Its Argus motor puts out between 70- to 75-horsepower. A single propeller held by a steel arm was placed at the front of the car working in undisturbed air, but there was a difficulty in attaching it rigidly. The propeller has two 6-meter (9.68-foot) long blades made of cedar with a pitch of 8-meters (26.24-feet). The propeller is able to make 250 revolutions per minute (rpm) with the engine at 900 rpm.
Stability was maintained by the cylinders on the tail section, with a volume calculated to only lift its weight but not increase or decrease the ascentional force of the airship.
The rudder had a double surface of 13.94-square-meters (150-square-feet) placed at the rear end of the car, 21.95-meters (72-feet) from the center of gravity. Though not balanced, it is inclined to the rear meaning that if the steering gear should break, its weight would point to the rear. Two pairs of movable horizontal planes: one at the car’s rear with four-square meters (43-square feet); and one at the center of gravity with eight-square meters (86-square feet) drive the craft upwards or down without gas or ballast loss.
Other features include a 121.92-square meters (400-foot) guide rope attached to the front of the car, and; a 70.1-square meters (230-foot) guide rope attached to the car at the center of gravity; 30 men on the ground are needed to move the craft; pilot has three steering wheels—one for the rudder and two for horizontal planes. Instruments include: an aneroid barometer; registering barometer for heights up to 487.68-meters (1,600-feet); dynamometer that can be either connected to the envelope or balloonette (tail) by turning a valve; to offset craft vibration, all instruments are suspended by rubber attachments.
To conclude, let’s go back to Henri Deutsch de la Meurthe. He was the man who owned the dirigible after all.
Now… as we have seen above, Deutsch de la Meurthe was keenly interested in aviation – perhaps initially as a way to promote his family interests in furthering the use of petroleum oils in the fledgling automobile and aviation industries.
Still… you’d think that despite being so involved in being the money man for much of France’s aviation success, and owning his own dirigible, Deutsch de la Meurthe did not actually go up in an airplane until sometime in May 1911 when pilot Alfred Leblanc took him up for a spin in a Blériot monoplane.
And yet… on May 21, 1911, Deutsch de la Meurthe was involved in a plane crash… but perhaps not the way you would expect.
At the start of the 1911 Paris to Madrid air race, a monoplane flown by Louis Émile Train immediately had engine trouble.
Now the smart thing to do would be to land immediately, but he looked down and saw a group of mounted cavalry providing escort to the most prestigious visitors to the event.

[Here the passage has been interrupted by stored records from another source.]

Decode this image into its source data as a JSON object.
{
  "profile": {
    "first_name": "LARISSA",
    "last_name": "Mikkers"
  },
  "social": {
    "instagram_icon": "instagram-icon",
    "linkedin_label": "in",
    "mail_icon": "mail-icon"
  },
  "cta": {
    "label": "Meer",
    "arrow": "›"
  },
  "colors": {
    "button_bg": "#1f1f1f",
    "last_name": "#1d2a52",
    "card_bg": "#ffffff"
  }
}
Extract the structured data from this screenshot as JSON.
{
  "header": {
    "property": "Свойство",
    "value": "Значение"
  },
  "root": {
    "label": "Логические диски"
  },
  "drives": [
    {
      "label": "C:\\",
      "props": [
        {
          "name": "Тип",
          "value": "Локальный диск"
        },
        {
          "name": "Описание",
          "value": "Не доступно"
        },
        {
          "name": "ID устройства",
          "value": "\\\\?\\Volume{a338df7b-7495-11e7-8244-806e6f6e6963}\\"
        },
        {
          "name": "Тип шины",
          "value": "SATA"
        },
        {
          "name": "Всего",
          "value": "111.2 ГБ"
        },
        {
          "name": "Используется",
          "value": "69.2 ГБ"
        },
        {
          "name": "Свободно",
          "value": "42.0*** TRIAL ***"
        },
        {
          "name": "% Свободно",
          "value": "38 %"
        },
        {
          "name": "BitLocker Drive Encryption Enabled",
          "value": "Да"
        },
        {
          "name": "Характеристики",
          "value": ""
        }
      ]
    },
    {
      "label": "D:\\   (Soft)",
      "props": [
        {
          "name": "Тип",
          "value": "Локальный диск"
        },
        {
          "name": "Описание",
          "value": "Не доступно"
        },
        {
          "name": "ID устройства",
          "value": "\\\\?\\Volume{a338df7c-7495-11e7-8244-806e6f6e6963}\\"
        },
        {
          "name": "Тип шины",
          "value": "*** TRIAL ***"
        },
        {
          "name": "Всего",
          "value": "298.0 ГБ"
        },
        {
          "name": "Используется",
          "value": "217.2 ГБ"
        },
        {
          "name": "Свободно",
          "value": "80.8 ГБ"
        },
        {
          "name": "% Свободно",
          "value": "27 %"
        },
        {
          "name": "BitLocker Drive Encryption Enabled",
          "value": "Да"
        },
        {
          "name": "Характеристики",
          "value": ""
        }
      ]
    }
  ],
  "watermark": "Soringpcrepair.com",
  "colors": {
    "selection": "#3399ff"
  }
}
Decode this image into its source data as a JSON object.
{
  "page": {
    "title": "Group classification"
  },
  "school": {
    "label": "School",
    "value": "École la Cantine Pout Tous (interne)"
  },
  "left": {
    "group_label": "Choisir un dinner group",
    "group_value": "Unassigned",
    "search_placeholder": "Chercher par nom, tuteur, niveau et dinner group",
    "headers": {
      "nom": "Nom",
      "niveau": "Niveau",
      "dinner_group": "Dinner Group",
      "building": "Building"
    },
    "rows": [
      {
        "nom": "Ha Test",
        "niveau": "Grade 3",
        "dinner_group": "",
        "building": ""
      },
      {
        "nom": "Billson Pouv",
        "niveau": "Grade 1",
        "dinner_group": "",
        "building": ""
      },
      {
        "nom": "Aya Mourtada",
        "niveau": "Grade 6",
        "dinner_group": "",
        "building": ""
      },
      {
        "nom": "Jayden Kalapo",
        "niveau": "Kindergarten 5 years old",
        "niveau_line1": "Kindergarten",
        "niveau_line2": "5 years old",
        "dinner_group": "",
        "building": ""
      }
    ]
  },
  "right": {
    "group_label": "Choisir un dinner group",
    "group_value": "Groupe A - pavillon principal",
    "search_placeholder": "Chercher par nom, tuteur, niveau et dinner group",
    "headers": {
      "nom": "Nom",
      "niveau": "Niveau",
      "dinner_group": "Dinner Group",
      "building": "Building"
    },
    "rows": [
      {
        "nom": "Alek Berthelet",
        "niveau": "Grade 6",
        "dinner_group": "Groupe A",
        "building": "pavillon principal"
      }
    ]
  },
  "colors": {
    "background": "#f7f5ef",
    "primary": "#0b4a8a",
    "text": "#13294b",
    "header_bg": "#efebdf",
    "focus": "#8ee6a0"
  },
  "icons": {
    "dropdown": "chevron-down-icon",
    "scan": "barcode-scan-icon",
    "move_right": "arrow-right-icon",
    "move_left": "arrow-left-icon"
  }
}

Train tried to avoid the cavalry, and instead veered into the dignitaries, including: France Prime Minister Ernest Monis (knocked out and had a broken leg); Monis’ son and Deutsch de la Meurthe suffered relatively minor injuries; while France Minister of War Henri Maurice Berteaux lost an arm and later died from a fatal head wound.
Deutsch de la Meurthe – he died of natural causes in 1919.
Oh yes… to save the best for last the company founded by the Deutsch de la Meurthe family… it was called Pétroles Jupiter, which would later become a part of the petroleum giant Shell.
Yes… that one… the one I visited and filled my car up with this morning.
I guess aligning itself up with the auto and aviation industry worked out quite well for the Deutsch de la Meurthe family.